== WORK ORDER ==
Among the entries below, find the lines that hold the word "提升比例" and report them.

Entries from a dataset of interfaces:
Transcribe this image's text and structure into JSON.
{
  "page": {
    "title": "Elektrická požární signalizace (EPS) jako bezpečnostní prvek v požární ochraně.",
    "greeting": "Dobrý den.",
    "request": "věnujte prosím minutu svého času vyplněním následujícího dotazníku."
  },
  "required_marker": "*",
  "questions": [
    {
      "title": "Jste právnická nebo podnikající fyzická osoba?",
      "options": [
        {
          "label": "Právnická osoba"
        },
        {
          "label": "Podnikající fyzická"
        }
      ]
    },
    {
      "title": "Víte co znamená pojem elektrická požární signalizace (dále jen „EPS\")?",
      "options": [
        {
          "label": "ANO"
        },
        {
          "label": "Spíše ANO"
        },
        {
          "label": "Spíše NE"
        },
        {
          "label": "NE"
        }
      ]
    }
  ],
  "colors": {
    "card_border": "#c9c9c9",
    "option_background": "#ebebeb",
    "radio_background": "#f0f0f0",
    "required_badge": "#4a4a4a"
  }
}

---

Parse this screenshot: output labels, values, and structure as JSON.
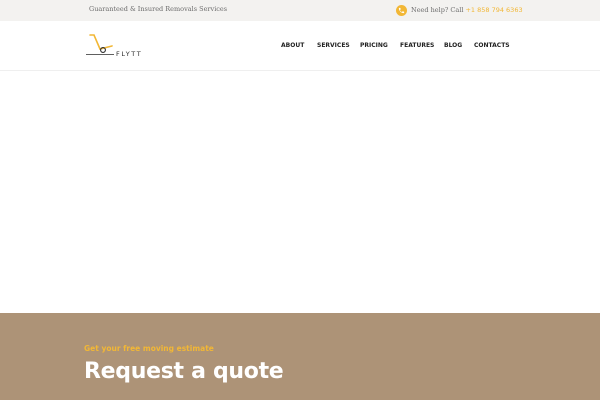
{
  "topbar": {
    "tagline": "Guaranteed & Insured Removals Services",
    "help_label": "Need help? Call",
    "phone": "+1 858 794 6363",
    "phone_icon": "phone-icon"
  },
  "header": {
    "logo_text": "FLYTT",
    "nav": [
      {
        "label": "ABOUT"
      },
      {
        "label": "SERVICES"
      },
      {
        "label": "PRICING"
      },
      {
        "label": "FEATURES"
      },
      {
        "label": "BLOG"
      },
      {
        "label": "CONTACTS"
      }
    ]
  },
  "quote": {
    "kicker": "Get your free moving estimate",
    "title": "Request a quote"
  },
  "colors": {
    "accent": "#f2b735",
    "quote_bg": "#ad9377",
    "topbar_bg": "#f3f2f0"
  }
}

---

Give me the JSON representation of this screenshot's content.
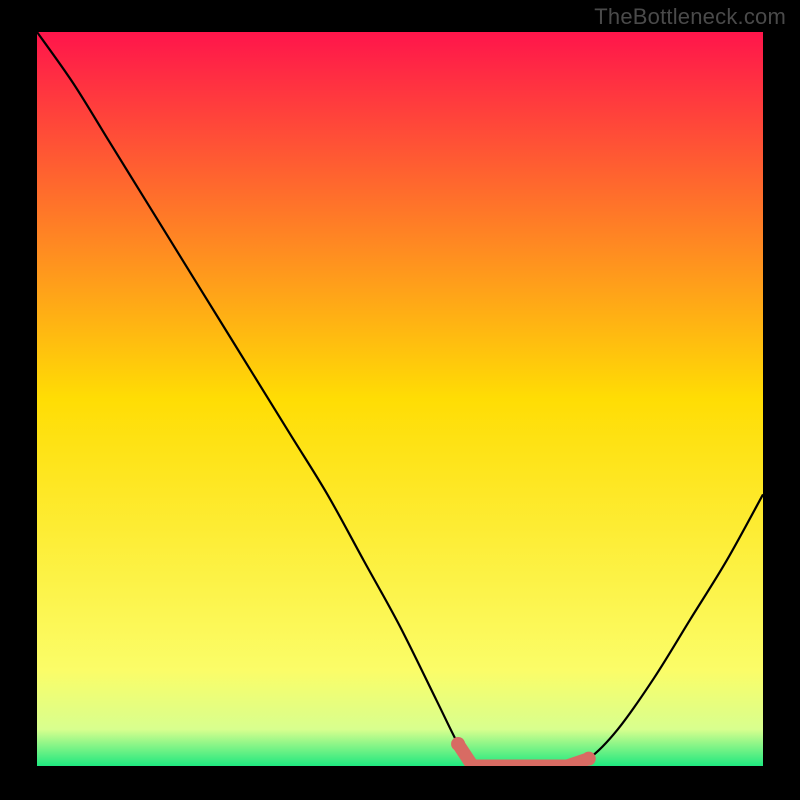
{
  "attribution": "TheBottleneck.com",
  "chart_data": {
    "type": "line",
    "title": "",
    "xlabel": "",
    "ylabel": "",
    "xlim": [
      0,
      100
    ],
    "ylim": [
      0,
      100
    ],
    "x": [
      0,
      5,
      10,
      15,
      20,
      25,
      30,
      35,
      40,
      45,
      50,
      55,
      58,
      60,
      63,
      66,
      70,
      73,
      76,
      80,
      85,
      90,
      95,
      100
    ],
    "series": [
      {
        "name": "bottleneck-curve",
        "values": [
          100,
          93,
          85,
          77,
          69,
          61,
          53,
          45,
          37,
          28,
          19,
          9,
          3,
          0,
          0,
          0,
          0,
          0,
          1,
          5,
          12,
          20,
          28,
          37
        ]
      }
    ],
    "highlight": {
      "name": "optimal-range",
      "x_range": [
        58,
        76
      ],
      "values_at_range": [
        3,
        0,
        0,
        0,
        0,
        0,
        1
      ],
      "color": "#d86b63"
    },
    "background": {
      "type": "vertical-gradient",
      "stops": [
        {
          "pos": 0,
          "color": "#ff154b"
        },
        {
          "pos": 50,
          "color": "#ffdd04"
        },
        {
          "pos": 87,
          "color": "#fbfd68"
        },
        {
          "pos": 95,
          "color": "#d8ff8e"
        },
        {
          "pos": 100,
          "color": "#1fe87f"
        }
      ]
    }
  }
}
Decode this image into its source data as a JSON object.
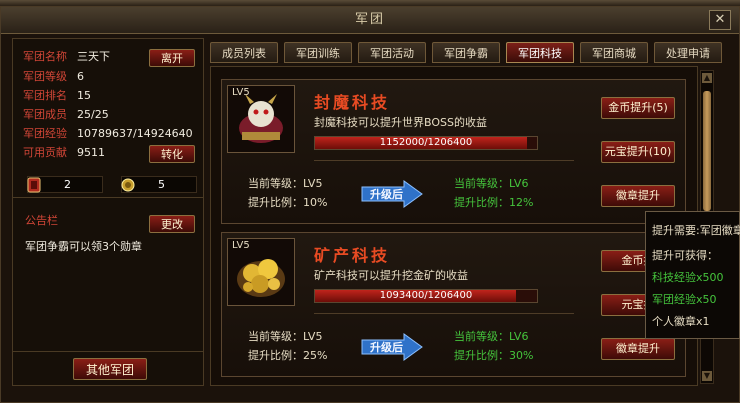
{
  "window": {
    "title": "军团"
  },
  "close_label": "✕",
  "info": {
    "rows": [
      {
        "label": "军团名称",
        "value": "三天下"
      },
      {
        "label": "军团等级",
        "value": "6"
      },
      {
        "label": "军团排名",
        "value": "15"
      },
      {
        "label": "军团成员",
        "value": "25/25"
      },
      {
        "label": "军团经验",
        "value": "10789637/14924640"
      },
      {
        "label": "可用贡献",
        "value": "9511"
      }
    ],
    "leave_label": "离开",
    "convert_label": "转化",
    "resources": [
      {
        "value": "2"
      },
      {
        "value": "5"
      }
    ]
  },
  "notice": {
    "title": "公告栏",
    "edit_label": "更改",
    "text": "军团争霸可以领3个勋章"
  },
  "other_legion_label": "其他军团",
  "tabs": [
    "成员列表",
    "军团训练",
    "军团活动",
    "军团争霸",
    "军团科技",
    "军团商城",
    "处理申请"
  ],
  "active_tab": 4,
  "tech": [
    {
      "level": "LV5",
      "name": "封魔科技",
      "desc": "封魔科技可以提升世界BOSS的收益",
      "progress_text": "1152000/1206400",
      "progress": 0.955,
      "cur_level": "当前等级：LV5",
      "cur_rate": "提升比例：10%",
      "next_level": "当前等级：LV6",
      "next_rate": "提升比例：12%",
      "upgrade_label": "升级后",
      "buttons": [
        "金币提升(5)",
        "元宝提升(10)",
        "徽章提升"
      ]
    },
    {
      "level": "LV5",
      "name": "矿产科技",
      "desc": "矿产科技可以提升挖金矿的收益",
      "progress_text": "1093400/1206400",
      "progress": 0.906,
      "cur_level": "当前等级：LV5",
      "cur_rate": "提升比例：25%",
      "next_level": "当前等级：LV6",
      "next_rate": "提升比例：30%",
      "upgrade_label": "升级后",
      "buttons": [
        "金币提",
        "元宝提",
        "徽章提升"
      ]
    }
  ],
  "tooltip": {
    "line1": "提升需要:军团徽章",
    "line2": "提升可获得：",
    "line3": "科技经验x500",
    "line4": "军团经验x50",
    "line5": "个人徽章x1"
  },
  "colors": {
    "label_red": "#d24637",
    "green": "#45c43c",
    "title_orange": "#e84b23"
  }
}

== RESPONSE TO THE EXERCISE ==
      "cur_rate": "提升比例：10%",
      "next_rate": "提升比例：12%",
      "cur_rate": "提升比例：25%",
      "next_rate": "提升比例：30%",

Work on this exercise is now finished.